Material to process:
....

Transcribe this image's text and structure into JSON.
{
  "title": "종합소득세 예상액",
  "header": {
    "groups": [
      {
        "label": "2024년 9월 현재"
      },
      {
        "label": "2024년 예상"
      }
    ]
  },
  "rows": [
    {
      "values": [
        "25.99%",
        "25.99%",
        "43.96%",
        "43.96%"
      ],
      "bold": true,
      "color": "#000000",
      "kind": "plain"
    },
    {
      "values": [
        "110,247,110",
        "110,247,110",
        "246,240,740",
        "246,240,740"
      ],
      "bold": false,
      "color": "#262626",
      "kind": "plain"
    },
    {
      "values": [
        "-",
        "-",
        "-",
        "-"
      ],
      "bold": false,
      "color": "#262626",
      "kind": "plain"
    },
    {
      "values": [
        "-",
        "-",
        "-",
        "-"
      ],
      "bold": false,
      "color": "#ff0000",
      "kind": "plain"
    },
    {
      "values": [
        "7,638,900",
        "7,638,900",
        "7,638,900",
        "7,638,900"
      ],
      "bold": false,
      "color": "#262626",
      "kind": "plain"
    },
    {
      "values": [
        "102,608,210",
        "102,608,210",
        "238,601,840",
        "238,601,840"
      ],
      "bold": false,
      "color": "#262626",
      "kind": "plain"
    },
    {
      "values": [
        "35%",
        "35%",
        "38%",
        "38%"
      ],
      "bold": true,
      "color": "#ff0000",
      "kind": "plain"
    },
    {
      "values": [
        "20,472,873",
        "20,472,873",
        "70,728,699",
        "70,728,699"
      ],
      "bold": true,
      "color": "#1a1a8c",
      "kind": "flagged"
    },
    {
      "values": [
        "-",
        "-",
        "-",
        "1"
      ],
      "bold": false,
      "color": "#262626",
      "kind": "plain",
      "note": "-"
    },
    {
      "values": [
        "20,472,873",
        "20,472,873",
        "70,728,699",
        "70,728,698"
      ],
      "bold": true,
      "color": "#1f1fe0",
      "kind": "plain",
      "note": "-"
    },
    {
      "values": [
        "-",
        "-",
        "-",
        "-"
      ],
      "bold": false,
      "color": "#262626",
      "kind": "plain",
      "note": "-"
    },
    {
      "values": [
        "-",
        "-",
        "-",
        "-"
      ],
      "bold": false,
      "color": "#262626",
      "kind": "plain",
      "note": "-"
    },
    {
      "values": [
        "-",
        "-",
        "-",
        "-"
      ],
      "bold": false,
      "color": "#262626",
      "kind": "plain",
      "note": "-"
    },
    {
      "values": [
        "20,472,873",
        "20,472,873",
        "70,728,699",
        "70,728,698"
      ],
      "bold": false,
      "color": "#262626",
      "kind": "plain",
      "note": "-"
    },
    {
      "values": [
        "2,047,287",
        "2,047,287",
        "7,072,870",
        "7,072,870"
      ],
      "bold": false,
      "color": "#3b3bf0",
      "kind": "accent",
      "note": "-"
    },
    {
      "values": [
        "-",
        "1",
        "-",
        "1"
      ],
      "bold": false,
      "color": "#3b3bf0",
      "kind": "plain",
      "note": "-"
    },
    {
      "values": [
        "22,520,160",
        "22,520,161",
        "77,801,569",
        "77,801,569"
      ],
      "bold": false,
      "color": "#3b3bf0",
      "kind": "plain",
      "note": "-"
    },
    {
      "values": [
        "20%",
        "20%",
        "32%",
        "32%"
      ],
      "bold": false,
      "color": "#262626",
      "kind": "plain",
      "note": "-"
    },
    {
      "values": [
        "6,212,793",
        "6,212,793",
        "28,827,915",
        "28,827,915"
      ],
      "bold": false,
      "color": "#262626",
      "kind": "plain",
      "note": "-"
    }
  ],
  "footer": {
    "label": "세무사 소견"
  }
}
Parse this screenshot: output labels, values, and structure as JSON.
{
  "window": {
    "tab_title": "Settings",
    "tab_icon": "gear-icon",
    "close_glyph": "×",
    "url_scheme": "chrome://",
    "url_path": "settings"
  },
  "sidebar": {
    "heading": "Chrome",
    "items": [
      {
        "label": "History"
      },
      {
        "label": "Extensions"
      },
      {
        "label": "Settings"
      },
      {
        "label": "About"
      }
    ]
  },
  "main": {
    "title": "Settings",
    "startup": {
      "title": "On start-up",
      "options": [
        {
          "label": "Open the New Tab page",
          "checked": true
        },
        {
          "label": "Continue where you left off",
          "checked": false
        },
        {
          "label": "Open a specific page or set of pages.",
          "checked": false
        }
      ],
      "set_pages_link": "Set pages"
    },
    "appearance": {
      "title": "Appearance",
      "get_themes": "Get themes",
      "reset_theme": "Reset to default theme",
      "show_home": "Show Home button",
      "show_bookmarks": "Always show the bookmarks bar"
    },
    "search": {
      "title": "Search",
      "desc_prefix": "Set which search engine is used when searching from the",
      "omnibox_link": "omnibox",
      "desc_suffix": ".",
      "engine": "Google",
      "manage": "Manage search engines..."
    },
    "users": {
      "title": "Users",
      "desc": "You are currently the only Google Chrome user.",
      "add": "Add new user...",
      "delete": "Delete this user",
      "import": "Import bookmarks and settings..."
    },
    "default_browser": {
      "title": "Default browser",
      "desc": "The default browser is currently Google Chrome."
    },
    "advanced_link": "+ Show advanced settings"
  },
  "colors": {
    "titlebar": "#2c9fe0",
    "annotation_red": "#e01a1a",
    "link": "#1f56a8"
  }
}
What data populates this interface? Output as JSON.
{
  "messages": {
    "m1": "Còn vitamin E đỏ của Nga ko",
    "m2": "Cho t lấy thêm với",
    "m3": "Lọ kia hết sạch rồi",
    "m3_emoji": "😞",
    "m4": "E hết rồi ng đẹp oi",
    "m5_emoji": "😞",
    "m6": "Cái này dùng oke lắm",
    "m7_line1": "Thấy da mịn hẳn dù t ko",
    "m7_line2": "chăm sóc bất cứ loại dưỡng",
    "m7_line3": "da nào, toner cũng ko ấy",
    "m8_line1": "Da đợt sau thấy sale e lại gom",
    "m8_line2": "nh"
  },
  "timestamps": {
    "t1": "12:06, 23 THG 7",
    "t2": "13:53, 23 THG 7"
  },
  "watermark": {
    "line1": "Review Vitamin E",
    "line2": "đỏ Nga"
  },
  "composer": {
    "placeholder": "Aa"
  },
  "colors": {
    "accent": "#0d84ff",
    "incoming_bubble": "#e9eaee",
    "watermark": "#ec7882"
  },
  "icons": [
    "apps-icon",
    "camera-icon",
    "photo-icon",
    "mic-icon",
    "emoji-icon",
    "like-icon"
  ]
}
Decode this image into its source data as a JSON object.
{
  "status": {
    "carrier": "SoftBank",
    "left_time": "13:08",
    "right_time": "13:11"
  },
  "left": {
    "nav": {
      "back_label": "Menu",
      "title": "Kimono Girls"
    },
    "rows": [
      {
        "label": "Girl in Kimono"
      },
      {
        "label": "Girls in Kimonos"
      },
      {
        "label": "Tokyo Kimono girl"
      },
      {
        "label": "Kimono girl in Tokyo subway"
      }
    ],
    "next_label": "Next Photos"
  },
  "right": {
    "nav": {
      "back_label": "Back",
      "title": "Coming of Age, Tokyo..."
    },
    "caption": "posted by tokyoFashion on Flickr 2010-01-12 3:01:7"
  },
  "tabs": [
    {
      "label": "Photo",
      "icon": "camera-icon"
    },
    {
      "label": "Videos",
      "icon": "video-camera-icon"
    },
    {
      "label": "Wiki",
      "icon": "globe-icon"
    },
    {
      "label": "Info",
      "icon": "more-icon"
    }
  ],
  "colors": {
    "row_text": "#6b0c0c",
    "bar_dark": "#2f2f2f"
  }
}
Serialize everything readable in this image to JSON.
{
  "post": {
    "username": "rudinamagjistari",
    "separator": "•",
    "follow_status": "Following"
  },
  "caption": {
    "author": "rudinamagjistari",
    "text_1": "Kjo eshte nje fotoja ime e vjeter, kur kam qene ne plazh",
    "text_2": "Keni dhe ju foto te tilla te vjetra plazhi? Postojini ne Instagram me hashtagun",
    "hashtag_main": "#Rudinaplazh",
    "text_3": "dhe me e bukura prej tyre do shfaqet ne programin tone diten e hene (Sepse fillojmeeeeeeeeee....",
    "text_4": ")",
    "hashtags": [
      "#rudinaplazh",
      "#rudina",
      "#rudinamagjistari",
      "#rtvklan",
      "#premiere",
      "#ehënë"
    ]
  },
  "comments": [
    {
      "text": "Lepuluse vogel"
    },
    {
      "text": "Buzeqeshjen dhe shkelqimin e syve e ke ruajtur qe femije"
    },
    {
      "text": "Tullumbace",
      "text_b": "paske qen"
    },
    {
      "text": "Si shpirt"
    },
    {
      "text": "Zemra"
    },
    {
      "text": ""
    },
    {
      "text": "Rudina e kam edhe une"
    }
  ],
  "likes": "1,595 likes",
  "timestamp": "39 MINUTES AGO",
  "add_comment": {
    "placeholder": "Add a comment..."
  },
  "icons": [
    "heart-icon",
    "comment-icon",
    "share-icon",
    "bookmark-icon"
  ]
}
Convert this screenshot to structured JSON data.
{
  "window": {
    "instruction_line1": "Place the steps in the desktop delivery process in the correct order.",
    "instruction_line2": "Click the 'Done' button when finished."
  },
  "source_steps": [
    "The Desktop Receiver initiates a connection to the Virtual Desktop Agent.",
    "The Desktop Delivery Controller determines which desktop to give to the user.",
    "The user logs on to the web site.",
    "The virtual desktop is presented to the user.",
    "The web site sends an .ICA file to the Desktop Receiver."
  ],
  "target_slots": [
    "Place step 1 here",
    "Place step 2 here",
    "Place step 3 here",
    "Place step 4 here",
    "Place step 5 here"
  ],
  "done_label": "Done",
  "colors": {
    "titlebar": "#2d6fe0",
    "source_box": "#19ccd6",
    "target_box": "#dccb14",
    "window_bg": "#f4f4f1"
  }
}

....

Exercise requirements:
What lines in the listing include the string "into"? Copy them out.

Task answer:
Transcribe this image's text and structure into JSON.
Decode this image into its source data as a JSON object.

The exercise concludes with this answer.